The Funds allege that Liberty violated Rule 10b-5 by permitting Mr. Poder to invest the Funds' assets through an account with Liberty even though Liberty knew that Mr. Poder had no authority to act on behalf of the Funds. The Funds assert that Liberty had a duty to disclose the fact that Mr. Poder engaged in impermissible investment practices and authorized the sale of highly speculative and volatile securities on behalf of the Funds. Liberty has moved to dismiss these assertions on the grounds that (1) the complaint does not meet the Rule 10b-5 requirement that a fraudulent practice be "in connection with" the purchase or sale of securities, and (2) Liberty owed no duty of disclosure to the Fund because it acted merely as an instrument for effecting Mr. Poder's investment decisions.
Several judges of this district court have recently decided that a plaintiff states a claim against a broker for failing to disclose material facts in violation of Rule 10b-5 by alleging that the broker executed trades in an account for an individual who the broker knows is unauthorized to direct the transactions. Board of Trustees v. Poder, No. 88-3851, slip op. (N.D. Ill. January 24, 1989)(Norgle, J.); Board of Trustees v. The Chicago Corporation, No. 88-3855, slip op. (N.D. Ill. December 8, 1988)(Marshall, J.); Village of Arlington Heights v. Poder, 700 F. Supp. 405 (N.D. Ill. 1988)(Bua, J.); Board of Trustees v. Poder, No. 88-3848, slip op. (N.D. Ill. October 26, 1988)(Kocoras, J.). None of Liberty's arguments persuade the court to reach a result contrary to these decisions. Consequently, Liberty's motion to dismiss Count I of the Amended Complaints is denied.
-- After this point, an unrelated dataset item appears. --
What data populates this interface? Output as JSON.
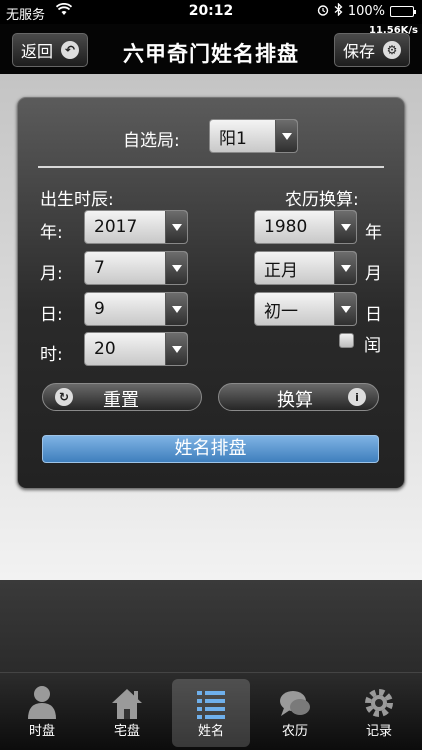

The Funds also purport to state a claim against Liberty under Rule 10b-5 for persuading, influencing and permitting Mr. Poder to engage in speculative trading activities with assets belonging to the Funds. The Funds base the pertinent facts in their "unsuitable and speculative trading" counts solely "on information and belief." Liberty asserts that the Funds' allegations do not satisfy the particularity requirements of Fed. R. Civ. P. 9(b).
The court agrees that these allegations do not meet the pleading requirements of Rule 9(b). Rule 9(b) requires that "all averments of fraud . . . be stated with particularity." In describing the circumstances constituting fraud, the plaintiff must set forth "a brief sketch of how the fraudulent scheme operated, when and where it occurred, and the participants." Ghouth v. Conticommodity Services, Inc., 642 F. Supp. 1325, 1331 (N.D. Ill. 1986), quoting Tomera v. Galt, 511 F.2d 504, 508 (7th Cir. 1975). Count II of the Fire Fund Complaint and Count III of the Police Fund Complaint not only are based solely on plaintiffs' "information and belief," but also fail to allege a single instance in which Liberty exercised its allegedly improper influence over Mr. Poder's investment decisions. Consequently, Count II ...